The authors thank the National Basic Research Program of China (973 Program, no. 2009CB939704), the National Nature Science Foundation of China (nos. 91026014, 10905043, 11005082), the Fundamental Research Funds for the Central Universities and the PhD candidates self-research (including 1 + 4) program of Wuhan University in 2008 (no. 20082020201000008) for financial support. W. Wu thanks L. Lin, L. Zeng, Z. H. Wu, and Prof. Q. G. He of HUT for assistance with the photodegradation measurements.
The authors declare that they have no competing interests.
WW participated in the materials preparation, data analysis and drafted the manuscript. SZ, XX and RF participated in the sample characterization. CZ participated in its design and coordination. All authors read and approved the final manuscript.
Authors’ original submitted files for images
Below are the links to the authors’ original submitted files for images.
About this article
Cite this article
Wu, W., Xiao, X., Zhang, S. et al. Facile method to synthesize magnetic iron oxides/TiO2 hybrid nanoparticles and their photodegradation application of methylene blue. Nanoscale Res Lett 6, 533 (2011). https://doi.org/10.1186/1556-276X-6-533

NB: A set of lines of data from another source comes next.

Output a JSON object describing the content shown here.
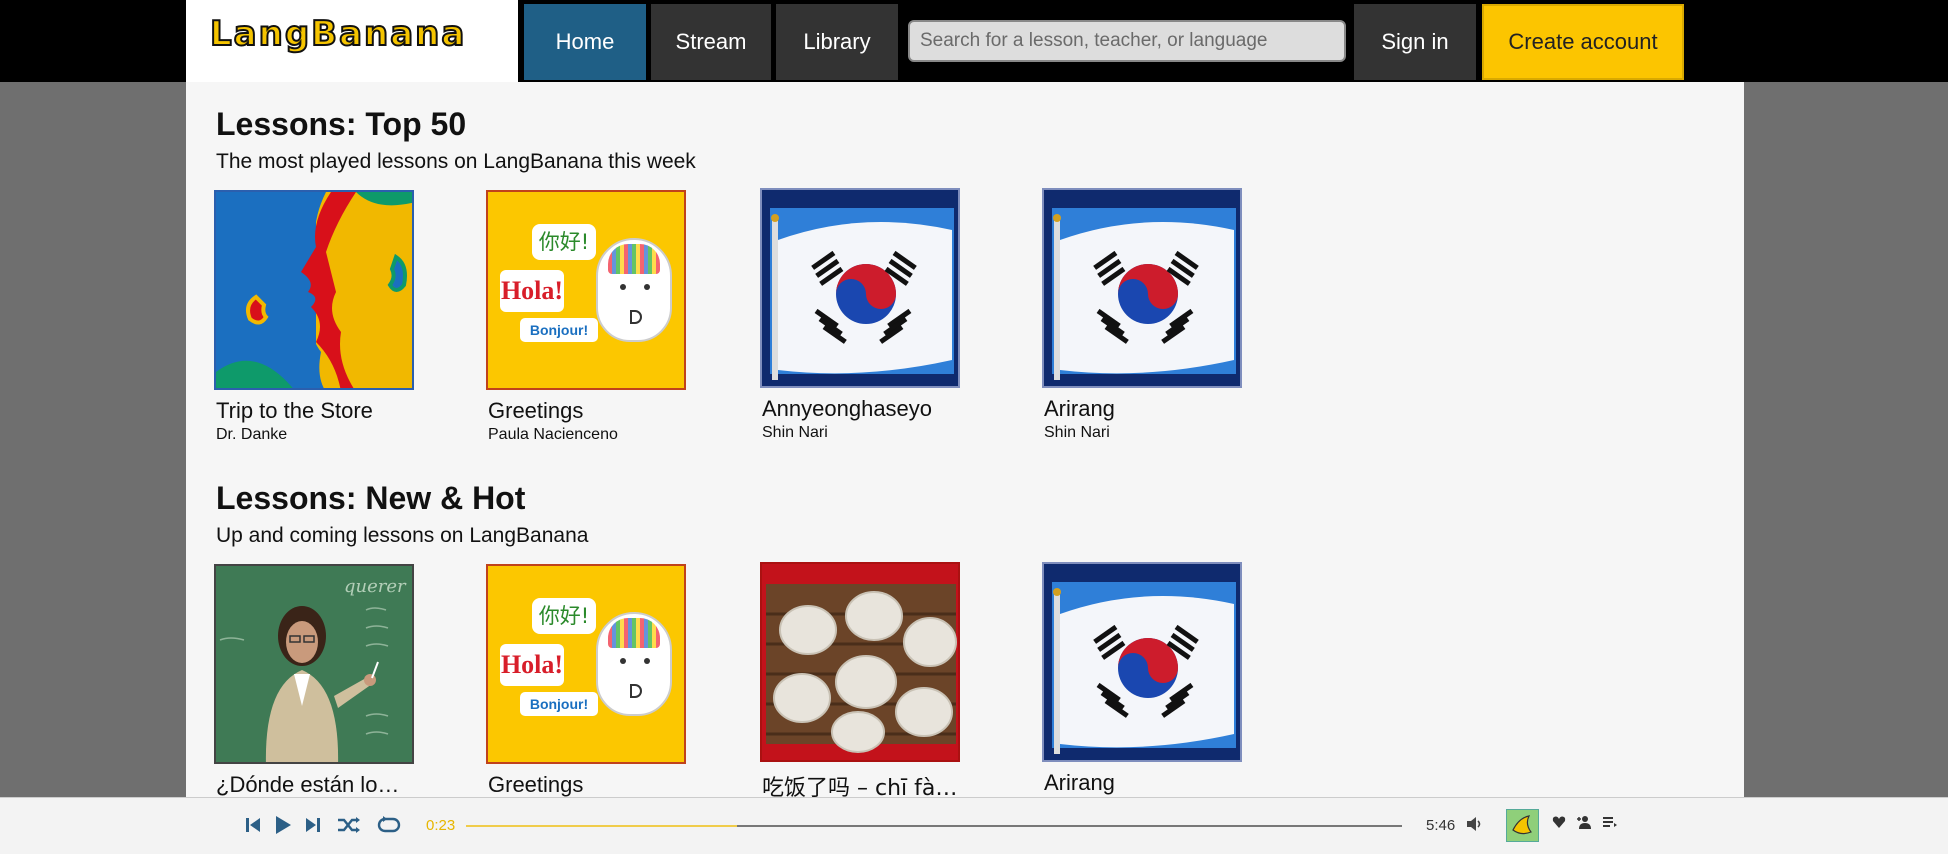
{
  "header": {
    "logo_text": "LangBanana",
    "nav": {
      "home": "Home",
      "stream": "Stream",
      "library": "Library"
    },
    "search_placeholder": "Search for a lesson, teacher, or language",
    "sign_in": "Sign in",
    "create_account": "Create account"
  },
  "sections": {
    "top50": {
      "title": "Lessons: Top 50",
      "subtitle": "The most played lessons on LangBanana this week",
      "cards": [
        {
          "title": "Trip to the Store",
          "author": "Dr. Danke",
          "image": "faces-speaking-art"
        },
        {
          "title": "Greetings",
          "author": "Paula Nacienceno",
          "image": "greetings-hola-bonjour-art"
        },
        {
          "title": "Annyeonghaseyo",
          "author": "Shin Nari",
          "image": "korean-flag"
        },
        {
          "title": "Arirang",
          "author": "Shin Nari",
          "image": "korean-flag"
        }
      ]
    },
    "newhot": {
      "title": "Lessons: New & Hot",
      "subtitle": "Up and coming lessons on LangBanana",
      "cards": [
        {
          "title": "¿Dónde están lo…",
          "image": "teacher-at-chalkboard"
        },
        {
          "title": "Greetings",
          "image": "greetings-hola-bonjour-art"
        },
        {
          "title": "吃饭了吗 – chī fà…",
          "image": "dumplings-steamer"
        },
        {
          "title": "Arirang",
          "image": "korean-flag"
        }
      ]
    }
  },
  "art": {
    "nihao": "你好!",
    "hola": "Hola!",
    "bonjour": "Bonjour!",
    "querer": "querer"
  },
  "player": {
    "current_time": "0:23",
    "total_time": "5:46",
    "progress": 0.29,
    "icons": [
      "skip-back-icon",
      "play-icon",
      "skip-forward-icon",
      "shuffle-icon",
      "repeat-icon",
      "volume-icon",
      "heart-icon",
      "user-add-icon",
      "queue-icon"
    ]
  },
  "colors": {
    "accent_blue": "#1f5f86",
    "accent_yellow": "#fcc500",
    "topbar": "#000000",
    "background": "#6f6f6f"
  }
}
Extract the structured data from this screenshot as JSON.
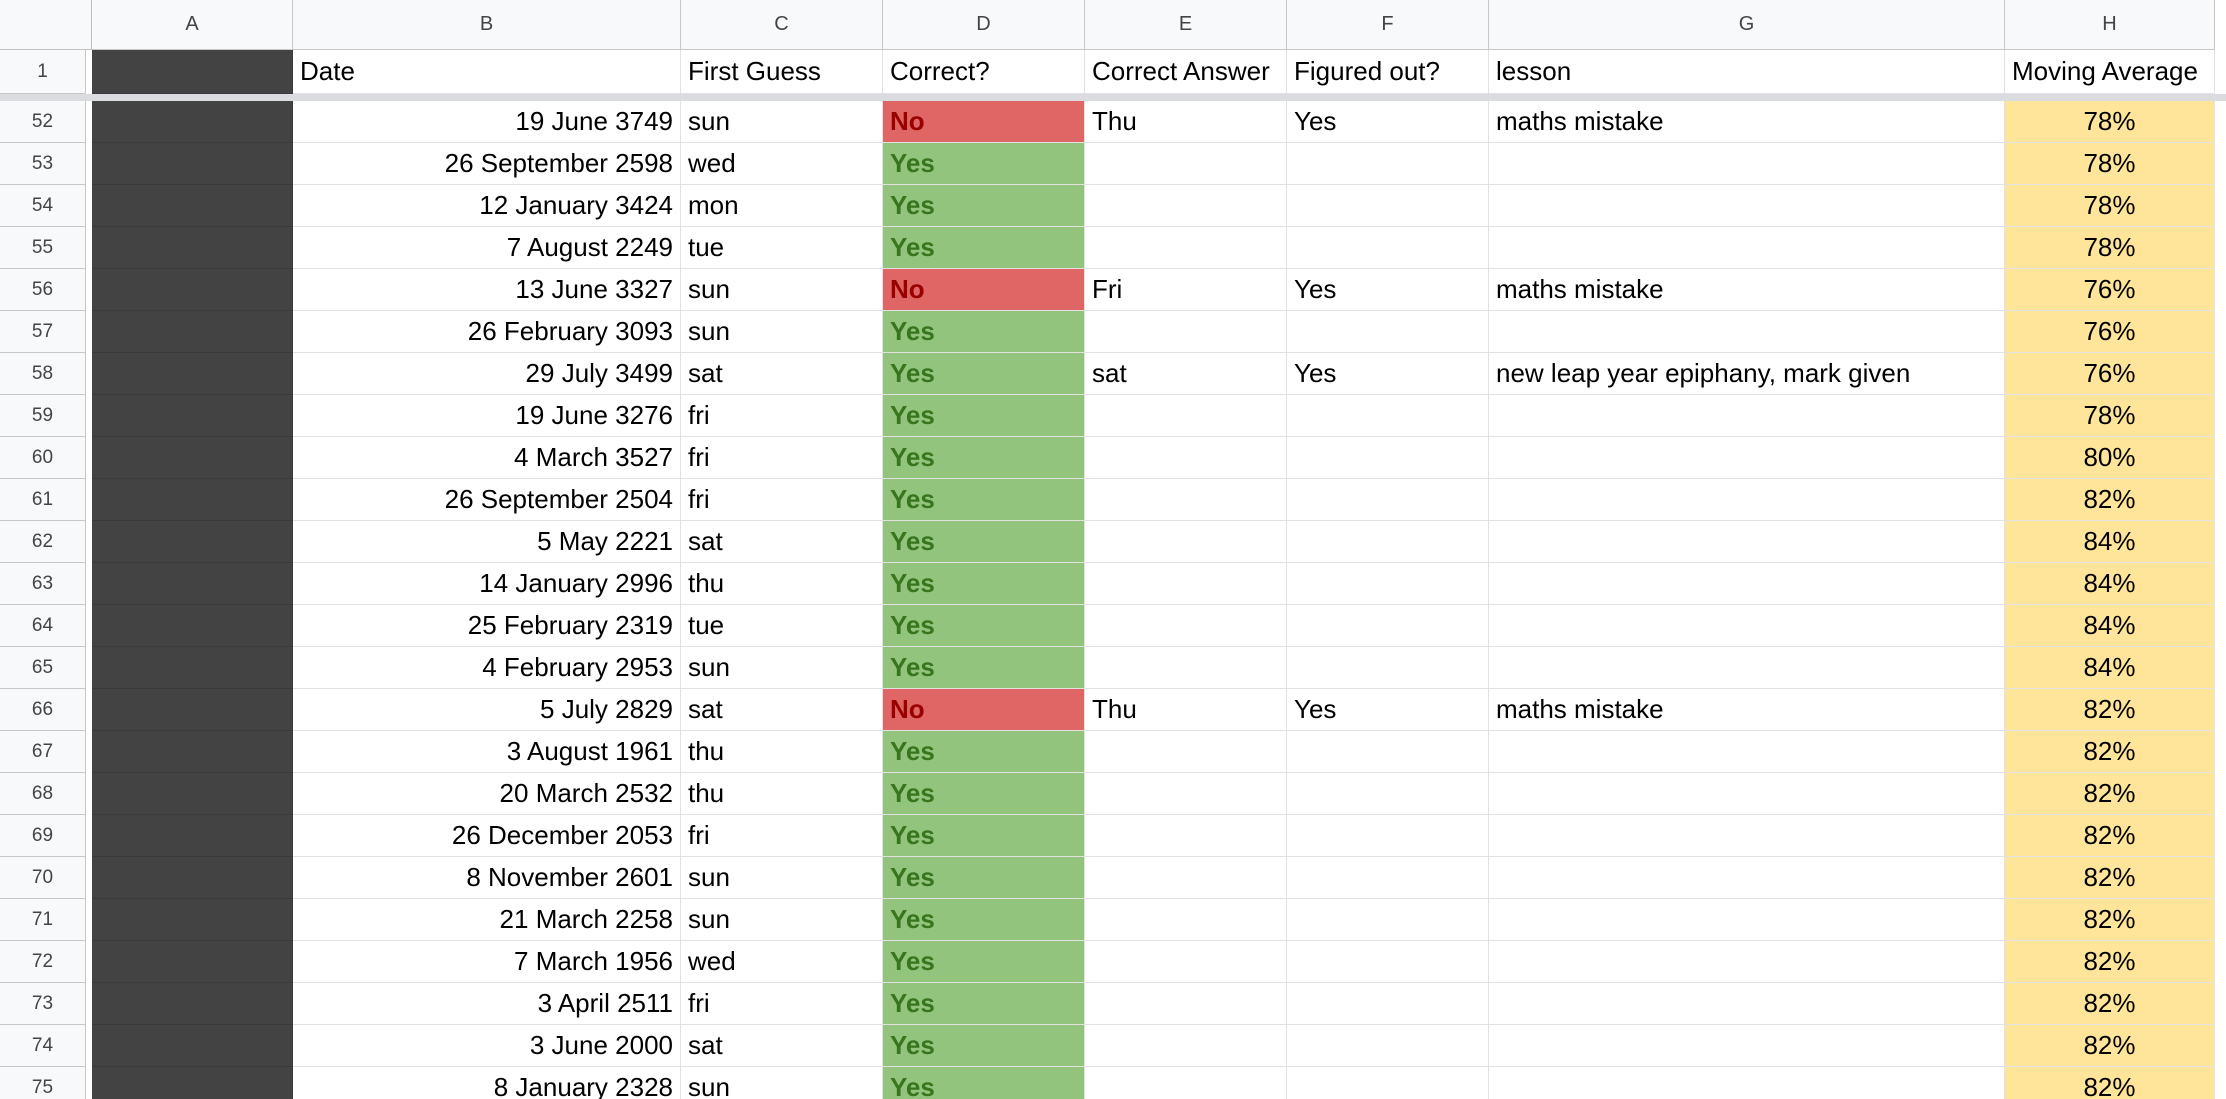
{
  "columns": [
    "A",
    "B",
    "C",
    "D",
    "E",
    "F",
    "G",
    "H"
  ],
  "header_row": {
    "number": "1",
    "cells": [
      "",
      "Date",
      "First Guess",
      "Correct?",
      "Correct Answer",
      "Figured out?",
      "lesson",
      "Moving Average"
    ]
  },
  "rows": [
    {
      "n": "52",
      "date": "19 June 3749",
      "guess": "sun",
      "correct": "No",
      "answer": "Thu",
      "figured": "Yes",
      "lesson": "maths mistake",
      "avg": "78%"
    },
    {
      "n": "53",
      "date": "26 September 2598",
      "guess": "wed",
      "correct": "Yes",
      "answer": "",
      "figured": "",
      "lesson": "",
      "avg": "78%"
    },
    {
      "n": "54",
      "date": "12 January 3424",
      "guess": "mon",
      "correct": "Yes",
      "answer": "",
      "figured": "",
      "lesson": "",
      "avg": "78%"
    },
    {
      "n": "55",
      "date": "7 August 2249",
      "guess": "tue",
      "correct": "Yes",
      "answer": "",
      "figured": "",
      "lesson": "",
      "avg": "78%"
    },
    {
      "n": "56",
      "date": "13 June 3327",
      "guess": "sun",
      "correct": "No",
      "answer": "Fri",
      "figured": "Yes",
      "lesson": "maths mistake",
      "avg": "76%"
    },
    {
      "n": "57",
      "date": "26 February 3093",
      "guess": "sun",
      "correct": "Yes",
      "answer": "",
      "figured": "",
      "lesson": "",
      "avg": "76%"
    },
    {
      "n": "58",
      "date": "29 July 3499",
      "guess": "sat",
      "correct": "Yes",
      "answer": "sat",
      "figured": "Yes",
      "lesson": "new leap year epiphany, mark given",
      "avg": "76%"
    },
    {
      "n": "59",
      "date": "19 June 3276",
      "guess": "fri",
      "correct": "Yes",
      "answer": "",
      "figured": "",
      "lesson": "",
      "avg": "78%"
    },
    {
      "n": "60",
      "date": "4 March 3527",
      "guess": "fri",
      "correct": "Yes",
      "answer": "",
      "figured": "",
      "lesson": "",
      "avg": "80%"
    },
    {
      "n": "61",
      "date": "26 September 2504",
      "guess": "fri",
      "correct": "Yes",
      "answer": "",
      "figured": "",
      "lesson": "",
      "avg": "82%"
    },
    {
      "n": "62",
      "date": "5 May 2221",
      "guess": "sat",
      "correct": "Yes",
      "answer": "",
      "figured": "",
      "lesson": "",
      "avg": "84%"
    },
    {
      "n": "63",
      "date": "14 January 2996",
      "guess": "thu",
      "correct": "Yes",
      "answer": "",
      "figured": "",
      "lesson": "",
      "avg": "84%"
    },
    {
      "n": "64",
      "date": "25 February 2319",
      "guess": "tue",
      "correct": "Yes",
      "answer": "",
      "figured": "",
      "lesson": "",
      "avg": "84%"
    },
    {
      "n": "65",
      "date": "4 February 2953",
      "guess": "sun",
      "correct": "Yes",
      "answer": "",
      "figured": "",
      "lesson": "",
      "avg": "84%"
    },
    {
      "n": "66",
      "date": "5 July 2829",
      "guess": "sat",
      "correct": "No",
      "answer": "Thu",
      "figured": "Yes",
      "lesson": "maths mistake",
      "avg": "82%"
    },
    {
      "n": "67",
      "date": "3 August 1961",
      "guess": "thu",
      "correct": "Yes",
      "answer": "",
      "figured": "",
      "lesson": "",
      "avg": "82%"
    },
    {
      "n": "68",
      "date": "20 March 2532",
      "guess": "thu",
      "correct": "Yes",
      "answer": "",
      "figured": "",
      "lesson": "",
      "avg": "82%"
    },
    {
      "n": "69",
      "date": "26 December 2053",
      "guess": "fri",
      "correct": "Yes",
      "answer": "",
      "figured": "",
      "lesson": "",
      "avg": "82%"
    },
    {
      "n": "70",
      "date": "8 November 2601",
      "guess": "sun",
      "correct": "Yes",
      "answer": "",
      "figured": "",
      "lesson": "",
      "avg": "82%"
    },
    {
      "n": "71",
      "date": "21 March 2258",
      "guess": "sun",
      "correct": "Yes",
      "answer": "",
      "figured": "",
      "lesson": "",
      "avg": "82%"
    },
    {
      "n": "72",
      "date": "7 March 1956",
      "guess": "wed",
      "correct": "Yes",
      "answer": "",
      "figured": "",
      "lesson": "",
      "avg": "82%"
    },
    {
      "n": "73",
      "date": "3 April 2511",
      "guess": "fri",
      "correct": "Yes",
      "answer": "",
      "figured": "",
      "lesson": "",
      "avg": "82%"
    },
    {
      "n": "74",
      "date": "3 June 2000",
      "guess": "sat",
      "correct": "Yes",
      "answer": "",
      "figured": "",
      "lesson": "",
      "avg": "82%"
    },
    {
      "n": "75",
      "date": "8 January 2328",
      "guess": "sun",
      "correct": "Yes",
      "answer": "",
      "figured": "",
      "lesson": "",
      "avg": "82%"
    }
  ],
  "colors": {
    "yes_fill": "#93c47d",
    "yes_text": "#38761d",
    "no_fill": "#e06666",
    "no_text": "#990000",
    "average_fill": "#ffe599",
    "column_a_fill": "#434343"
  }
}
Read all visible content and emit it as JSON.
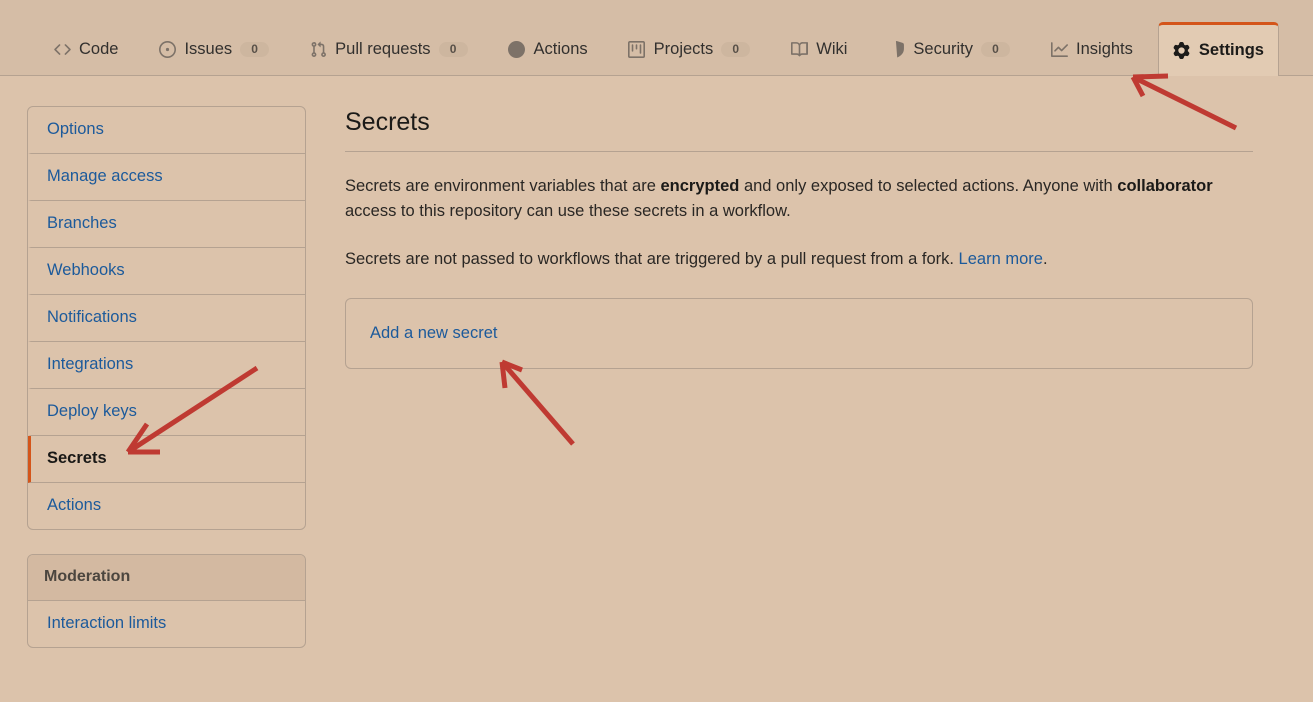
{
  "repo_nav": {
    "tabs": [
      {
        "label": "Code",
        "icon": "code-icon",
        "count": null,
        "active": false
      },
      {
        "label": "Issues",
        "icon": "issue-icon",
        "count": "0",
        "active": false
      },
      {
        "label": "Pull requests",
        "icon": "git-pull-request-icon",
        "count": "0",
        "active": false
      },
      {
        "label": "Actions",
        "icon": "play-icon",
        "count": null,
        "active": false
      },
      {
        "label": "Projects",
        "icon": "project-icon",
        "count": "0",
        "active": false
      },
      {
        "label": "Wiki",
        "icon": "book-icon",
        "count": null,
        "active": false
      },
      {
        "label": "Security",
        "icon": "shield-icon",
        "count": "0",
        "active": false
      },
      {
        "label": "Insights",
        "icon": "graph-icon",
        "count": null,
        "active": false
      },
      {
        "label": "Settings",
        "icon": "gear-icon",
        "count": null,
        "active": true
      }
    ]
  },
  "sidebar": {
    "groups": [
      {
        "header": null,
        "items": [
          {
            "label": "Options",
            "selected": false
          },
          {
            "label": "Manage access",
            "selected": false
          },
          {
            "label": "Branches",
            "selected": false
          },
          {
            "label": "Webhooks",
            "selected": false
          },
          {
            "label": "Notifications",
            "selected": false
          },
          {
            "label": "Integrations",
            "selected": false
          },
          {
            "label": "Deploy keys",
            "selected": false
          },
          {
            "label": "Secrets",
            "selected": true
          },
          {
            "label": "Actions",
            "selected": false
          }
        ]
      },
      {
        "header": "Moderation",
        "items": [
          {
            "label": "Interaction limits",
            "selected": false
          }
        ]
      }
    ]
  },
  "main": {
    "title": "Secrets",
    "paragraph1": {
      "part1": "Secrets are environment variables that are ",
      "bold1": "encrypted",
      "part2": " and only exposed to selected actions. Anyone with ",
      "bold2": "collaborator",
      "part3": " access to this repository can use these secrets in a workflow."
    },
    "paragraph2": {
      "part1": "Secrets are not passed to workflows that are triggered by a pull request from a fork. ",
      "link": "Learn more",
      "part2": "."
    },
    "add_secret_label": "Add a new secret"
  },
  "colors": {
    "page_background": "#dcc3ab",
    "nav_background": "#d5bda6",
    "accent_orange": "#d4551a",
    "link_blue": "#1c5a9b",
    "border": "#b5a291",
    "annotation_red": "#bf3a32"
  },
  "annotations": [
    {
      "name": "arrow-to-settings-tab",
      "points_to": "Settings"
    },
    {
      "name": "arrow-to-secrets-item",
      "points_to": "Secrets"
    },
    {
      "name": "arrow-to-add-new-secret",
      "points_to": "Add a new secret"
    }
  ]
}
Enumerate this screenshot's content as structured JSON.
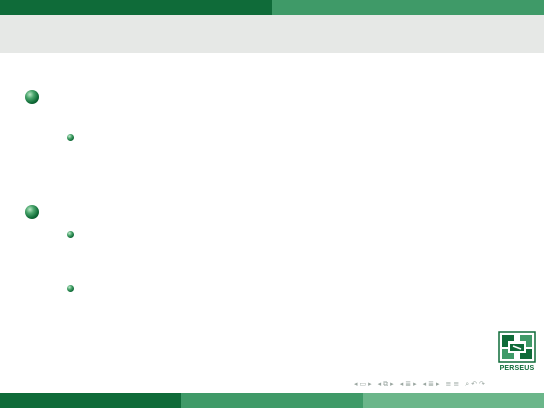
{
  "slide": {
    "items": [
      {
        "level": 1
      },
      {
        "level": 2
      },
      {
        "level": 1
      },
      {
        "level": 2
      },
      {
        "level": 2
      }
    ]
  },
  "logo": {
    "text": "PERSEUS"
  },
  "nav_icons": [
    "nav-prev-arrow-icon",
    "nav-frame-icon",
    "nav-next-arrow-icon",
    "nav-prev-arrow-icon",
    "nav-subsection-icon",
    "nav-next-arrow-icon",
    "nav-prev-arrow-icon",
    "nav-section-icon",
    "nav-next-arrow-icon",
    "nav-prev-arrow-icon",
    "nav-section-icon",
    "nav-next-arrow-icon",
    "nav-align-icon",
    "nav-search-icon",
    "nav-undo-icon"
  ],
  "colors": {
    "dark_green": "#0f6b39",
    "mid_green": "#3f9a68",
    "light_green": "#6bb68a",
    "header_gray": "#e6e8e6"
  }
}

- magnetic iron oxide nanoparticles
- hybrid structure
- methylene blue